Set up as a collaborative session, we will together attempt to link up our own observations and experiences with a set of theoretical and political concerns with time, with our public relevance, and with story-telling.

Required reading:

Assistant Professor Jeff Handmaker

International Institute of Social Studies (ISS)

Jeff Handmaker is Assistant Professor and Senior Lecturer at the International Institute of Social Studies (ISS). His expertise lie in (among others) civic-state interactions, in which he has trained government officials, police officers, military personnel, lawyers, NGOs and journalists. He has also advised governments, the United Nations and civil society organisations in the development sector.

Title presentation:
"Is political engagement possible in the PhD trajectory?"

There are numerous pressures faced by emerging scholars both embarking on, and seeking to complete their doctoral research. The constraints of funding PhD research and identifying a supportive supervision team are acknowledged and preoccupy the minds of those wanting to take their research aspirations to a high level.

However, far less acknowledged are the often hidden constraints faced by emerging scholars wanting to write on topics that are highly sensitive, coupled with widely held assumptions that those engaging in academic study should refrain from being politically engaged. Highly polarised issues such as Dutch academic connections with the Israeli-Palestinian impasse clearly reveal these constraints and challenges. Drawing on examples from this particular issue, this presentation will speak to certain challenges that academic researchers may encounter when engaging in social or political activism.

Required reading:
Handmaker, J. (forthcoming, 2015) Taking Academic Freedom Seriously: Exploring the Legal and Moral Underpinnings of BDS. The Palestine Yearbook of International Law, 17.
Available upon registration

Liesbet van Zoonen is professor of Sociology at Erasmus University Rotterdam, dean of the Erasmus Graduate School of Social Sciences and the Humanities, and holds a chair in Media and Communication at Loughborough University (UK).

Title presentation:
"On the perverse effects of the pursuit of excellence"

Required reading:
Zoonen, E.A. van (forthcoming 2015). "Pleidooi voor de middenmaat" (Eng: In praise of 'good enough'). Sociologie.
Available upon registration

Assistant Professor Erwin Dekker

Arts and Culture Studies

Erwin Dekker is Assistant Professor in cultural economics at the Department of Arts and Culture Studies of Erasmus University Rotterdam. He is regularly involved in giving policy advice to the cultural sector.

Title presentation:
"PhD candidate and lecturer: how do you balance having two jobs at the same time?"

I will reflect on my experiences as an external PhD candidate and later PhD-lecturer, as part of a group of five PhD-lecturers that started at the Erasmus School of History, Culture and Communication (ESHCC) in 2011. Special attention will be paid to the relation and tension between teaching and research and how that might help or hinder your transition to a post-doctoral position. Furthermore, I will reflect on why I wrote a monograph in a time when everybody told me to write journal articles instead.

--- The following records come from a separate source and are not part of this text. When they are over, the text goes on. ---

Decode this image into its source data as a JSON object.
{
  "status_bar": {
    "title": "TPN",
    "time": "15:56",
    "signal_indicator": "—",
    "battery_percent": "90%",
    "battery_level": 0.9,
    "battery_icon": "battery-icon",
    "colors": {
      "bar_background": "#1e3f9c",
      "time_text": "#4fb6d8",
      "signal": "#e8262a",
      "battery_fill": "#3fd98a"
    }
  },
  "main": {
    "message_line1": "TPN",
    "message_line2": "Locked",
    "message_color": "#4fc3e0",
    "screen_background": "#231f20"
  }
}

Required reading:
Dekker, E. & Klamer, A. (forthcoming 2015) "About Doing the Right Thing as an Academic Economist". The Oxford Handbook of Professional Economic Ethics, Oxford University Press.
Available upon registration